• EXERCISE OBJECTIVE:
All the records below must be returned exactly as they stand.

Dataset excerpts:
--

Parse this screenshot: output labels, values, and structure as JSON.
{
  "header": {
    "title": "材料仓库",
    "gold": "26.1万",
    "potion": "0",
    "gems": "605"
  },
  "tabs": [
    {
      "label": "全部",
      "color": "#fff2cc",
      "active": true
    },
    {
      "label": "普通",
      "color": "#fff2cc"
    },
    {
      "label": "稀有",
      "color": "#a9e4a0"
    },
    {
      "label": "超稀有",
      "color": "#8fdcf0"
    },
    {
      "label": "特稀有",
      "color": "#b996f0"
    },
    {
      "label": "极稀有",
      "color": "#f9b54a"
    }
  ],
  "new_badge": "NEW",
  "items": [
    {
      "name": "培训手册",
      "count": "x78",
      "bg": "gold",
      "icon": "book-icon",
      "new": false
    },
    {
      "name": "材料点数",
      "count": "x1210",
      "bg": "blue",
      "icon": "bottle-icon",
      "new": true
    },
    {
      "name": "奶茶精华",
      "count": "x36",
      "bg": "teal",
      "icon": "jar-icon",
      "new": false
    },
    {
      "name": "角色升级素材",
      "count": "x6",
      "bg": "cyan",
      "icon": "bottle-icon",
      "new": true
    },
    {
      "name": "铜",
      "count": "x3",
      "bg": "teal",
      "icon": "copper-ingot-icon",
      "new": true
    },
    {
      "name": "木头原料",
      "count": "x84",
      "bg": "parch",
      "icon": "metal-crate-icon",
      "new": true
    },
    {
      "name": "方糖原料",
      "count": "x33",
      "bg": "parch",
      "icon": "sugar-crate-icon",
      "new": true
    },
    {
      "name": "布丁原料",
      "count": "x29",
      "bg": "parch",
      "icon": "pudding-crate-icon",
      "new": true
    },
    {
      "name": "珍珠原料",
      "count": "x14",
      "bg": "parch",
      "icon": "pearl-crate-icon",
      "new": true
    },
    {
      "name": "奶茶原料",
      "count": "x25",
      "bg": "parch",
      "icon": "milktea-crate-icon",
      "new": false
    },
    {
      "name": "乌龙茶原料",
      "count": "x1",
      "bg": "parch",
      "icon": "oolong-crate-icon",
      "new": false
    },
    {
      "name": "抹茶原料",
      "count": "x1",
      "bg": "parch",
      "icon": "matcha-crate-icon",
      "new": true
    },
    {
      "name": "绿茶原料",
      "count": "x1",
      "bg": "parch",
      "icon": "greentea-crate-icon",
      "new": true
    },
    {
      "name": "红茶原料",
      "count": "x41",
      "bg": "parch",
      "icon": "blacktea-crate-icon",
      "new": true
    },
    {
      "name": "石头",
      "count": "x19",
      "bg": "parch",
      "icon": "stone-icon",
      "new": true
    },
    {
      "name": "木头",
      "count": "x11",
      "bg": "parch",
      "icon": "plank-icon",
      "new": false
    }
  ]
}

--

• TASK ANSWER:
Parse this screenshot: output labels, values, and structure as JSON.
{
  "header": {
    "title": "材料仓库",
    "gold": "26.1万",
    "potion": "0",
    "gems": "605"
  },
  "tabs": [
    {
      "label": "全部",
      "color": "#fff2cc",
      "active": true
    },
    {
      "label": "普通",
      "color": "#fff2cc"
    },
    {
      "label": "稀有",
      "color": "#a9e4a0"
    },
    {
      "label": "超稀有",
      "color": "#8fdcf0"
    },
    {
      "label": "特稀有",
      "color": "#b996f0"
    },
    {
      "label": "极稀有",
      "color": "#f9b54a"
    }
  ],
  "new_badge": "NEW",
  "items": [
    {
      "name": "培训手册",
      "count": "x78",
      "bg": "gold",
      "icon": "book-icon",
      "new": false
    },
    {
      "name": "材料点数",
      "count": "x1210",
      "bg": "blue",
      "icon": "bottle-icon",
      "new": true
    },
    {
      "name": "奶茶精华",
      "count": "x36",
      "bg": "teal",
      "icon": "jar-icon",
      "new": false
    },
    {
      "name": "角色升级素材",
      "count": "x6",
      "bg": "cyan",
      "icon": "bottle-icon",
      "new": true
    },
    {
      "name": "铜",
      "count": "x3",
      "bg": "teal",
      "icon": "copper-ingot-icon",
      "new": true
    },
    {
      "name": "木头原料",
      "count": "x84",
      "bg": "parch",
      "icon": "metal-crate-icon",
      "new": true
    },
    {
      "name": "方糖原料",
      "count": "x33",
      "bg": "parch",
      "icon": "sugar-crate-icon",
      "new": true
    },
    {
      "name": "布丁原料",
      "count": "x29",
      "bg": "parch",
      "icon": "pudding-crate-icon",
      "new": true
    },
    {
      "name": "珍珠原料",
      "count": "x14",
      "bg": "parch",
      "icon": "pearl-crate-icon",
      "new": true
    },
    {
      "name": "奶茶原料",
      "count": "x25",
      "bg": "parch",
      "icon": "milktea-crate-icon",
      "new": false
    },
    {
      "name": "乌龙茶原料",
      "count": "x1",
      "bg": "parch",
      "icon": "oolong-crate-icon",
      "new": false
    },
    {
      "name": "抹茶原料",
      "count": "x1",
      "bg": "parch",
      "icon": "matcha-crate-icon",
      "new": true
    },
    {
      "name": "绿茶原料",
      "count": "x1",
      "bg": "parch",
      "icon": "greentea-crate-icon",
      "new": true
    },
    {
      "name": "红茶原料",
      "count": "x41",
      "bg": "parch",
      "icon": "blacktea-crate-icon",
      "new": true
    },
    {
      "name": "石头",
      "count": "x19",
      "bg": "parch",
      "icon": "stone-icon",
      "new": true
    },
    {
      "name": "木头",
      "count": "x11",
      "bg": "parch",
      "icon": "plank-icon",
      "new": false
    }
  ]
}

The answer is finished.